I have gene sequence of a ton of individuals within a subspecies from cdna and the ncbi IDed sequence as well. Is there any way to tell using just the sequence that the gene for an individual is non-function or only partially functional?
In general, no. There might be specific cases where you can, like if there is a stop codon, or a frameshift mutation early on, or someone else has seen your exact variant and experimentally proved that it has no function.
But in general, you cannot predict function from in silico data alone.
It is possible to get a prediction of the change caused by a mutation using programs like Sift or polyphen(only for human proteins), but these are only rough estimates
I don't know your level of knowledge, so this may seem very obvious to you, but...
Translating it into the six frames gives you some hints. If the sequence has degenerated and is full of stop codon, then it's nonfunctional.
Align the sequences with Mega or AliView or whatever, then translate them. If there is a frameshift mutation in your sequence, it becomes very visible within the alignment and chances are that the sequence isn't functional anymore.
Find information about the protein's domain in Pfam and look closely to the alignments in the functional domain.
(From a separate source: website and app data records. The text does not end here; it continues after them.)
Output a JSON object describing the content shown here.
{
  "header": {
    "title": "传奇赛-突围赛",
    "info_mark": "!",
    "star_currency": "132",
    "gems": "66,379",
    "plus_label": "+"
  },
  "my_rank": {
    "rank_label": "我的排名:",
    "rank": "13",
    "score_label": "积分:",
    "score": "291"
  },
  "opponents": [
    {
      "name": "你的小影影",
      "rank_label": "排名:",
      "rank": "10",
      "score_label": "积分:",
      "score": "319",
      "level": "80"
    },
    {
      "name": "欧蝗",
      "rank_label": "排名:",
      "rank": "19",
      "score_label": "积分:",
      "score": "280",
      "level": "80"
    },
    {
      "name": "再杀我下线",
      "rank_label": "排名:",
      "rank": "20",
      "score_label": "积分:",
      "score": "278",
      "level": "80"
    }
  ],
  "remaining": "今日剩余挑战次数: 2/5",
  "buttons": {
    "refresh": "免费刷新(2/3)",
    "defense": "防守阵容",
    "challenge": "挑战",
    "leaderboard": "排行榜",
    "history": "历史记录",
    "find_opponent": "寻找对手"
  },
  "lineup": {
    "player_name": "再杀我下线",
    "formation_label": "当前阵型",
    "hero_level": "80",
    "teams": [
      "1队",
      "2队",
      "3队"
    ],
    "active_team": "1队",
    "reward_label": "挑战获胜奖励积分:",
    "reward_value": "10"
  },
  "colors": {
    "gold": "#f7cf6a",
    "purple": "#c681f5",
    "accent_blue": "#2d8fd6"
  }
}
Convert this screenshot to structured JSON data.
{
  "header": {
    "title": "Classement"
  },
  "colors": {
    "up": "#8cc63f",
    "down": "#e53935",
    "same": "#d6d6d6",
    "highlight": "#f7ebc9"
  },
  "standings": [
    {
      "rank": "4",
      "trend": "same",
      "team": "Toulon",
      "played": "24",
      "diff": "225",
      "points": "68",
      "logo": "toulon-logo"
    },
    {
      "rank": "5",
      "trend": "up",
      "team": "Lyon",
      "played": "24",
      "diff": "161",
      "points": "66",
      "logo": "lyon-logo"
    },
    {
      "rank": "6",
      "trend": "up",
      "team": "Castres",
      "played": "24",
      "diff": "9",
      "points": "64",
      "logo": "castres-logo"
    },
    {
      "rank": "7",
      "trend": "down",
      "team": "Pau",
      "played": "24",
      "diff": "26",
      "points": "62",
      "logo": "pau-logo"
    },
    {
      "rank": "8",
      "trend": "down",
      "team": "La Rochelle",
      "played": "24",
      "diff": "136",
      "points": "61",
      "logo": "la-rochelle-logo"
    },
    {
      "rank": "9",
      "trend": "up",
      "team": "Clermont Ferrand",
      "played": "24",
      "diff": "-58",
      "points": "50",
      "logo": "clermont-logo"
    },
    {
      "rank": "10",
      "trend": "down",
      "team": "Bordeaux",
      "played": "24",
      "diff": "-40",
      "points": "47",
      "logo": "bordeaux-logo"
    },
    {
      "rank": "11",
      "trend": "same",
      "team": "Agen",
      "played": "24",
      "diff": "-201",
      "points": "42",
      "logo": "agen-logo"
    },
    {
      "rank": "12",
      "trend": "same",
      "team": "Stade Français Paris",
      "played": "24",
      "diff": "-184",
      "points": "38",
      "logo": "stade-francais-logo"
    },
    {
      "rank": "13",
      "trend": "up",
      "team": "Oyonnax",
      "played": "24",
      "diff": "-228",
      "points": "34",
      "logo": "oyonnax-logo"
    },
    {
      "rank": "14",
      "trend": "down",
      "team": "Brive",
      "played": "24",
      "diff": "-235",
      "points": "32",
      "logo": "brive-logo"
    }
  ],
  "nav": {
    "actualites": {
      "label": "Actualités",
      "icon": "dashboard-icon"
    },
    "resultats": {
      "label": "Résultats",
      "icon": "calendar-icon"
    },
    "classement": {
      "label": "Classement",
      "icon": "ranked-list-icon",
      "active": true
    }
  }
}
If otherwise conserved residues are mutated, this should ring a bell. (Since all your sequences will be very similar to each other, you may want to add some sequences of the protein of other species, so that you can find more easily the active residues within a domain)